However, the Rosemount 5300 has enhanced functionality that reduces the minimum detectable thickness of the upper liquid layer to just 25 mm. This is achieved through Emerson’s Peak in Peak interface algorithm, which enables the transmitter to detect signal peaks that are closer together without having to decrease its signal bandwidth, which would reduce its high sensitivity. This was a vital consideration for the petrochemicals company, as it significantly minimises risk and increases safety by enabling hydrocarbons in containment areas to be detected much sooner than was previously possible.
Large coaxial probe
As previously stated, containment areas are open to the elements, so it is always possible for unwanted materials such as leaves or dirt to get into them. This can lead to build-up eventually sticking to a transmitter’s probe and affecting its measurement consistency. To overcome this challenge, the Rosemount 5300 transmitters are used with a large coaxial probe with no internal spacers, to increase their resilience to clogging. The large coaxial probe also provides protection against exposure to rainwater, which can affect the transmitter’s signal strength and reduce the robustness of the measurement.
A dead zone at the very bottom of the probe typically limits the measurement range of GWR transmitters. This presented a challenge in this application because the presence of hydrocarbons in the containment area may not have been detected when the liquid level did not reach the bottom of the probe. However, a redesign of the large coaxial probe’s centring disc has enabled the lower dead zone in the Rosemount 5300 to be minimised to just 20 mm for water and 50 mm for hydrocarbons, which is a 50% reduction from what was previously possible.

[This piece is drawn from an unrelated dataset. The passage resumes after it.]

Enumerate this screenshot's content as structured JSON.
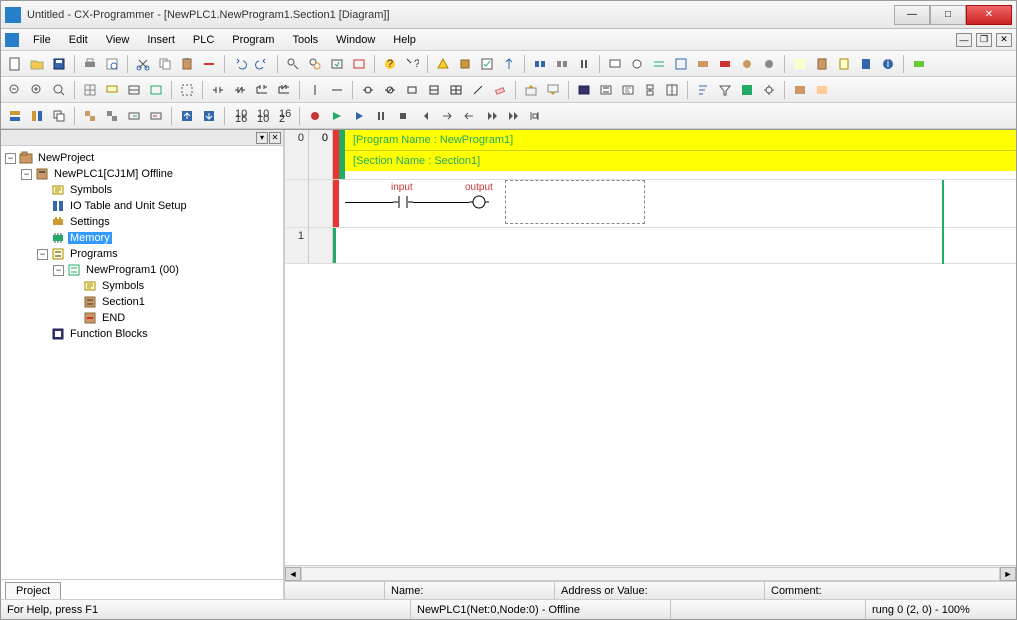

Online search: Emerson
Hall 13, Booth B54
Authors: Phil Lever
Global Business Development Manager Process Level,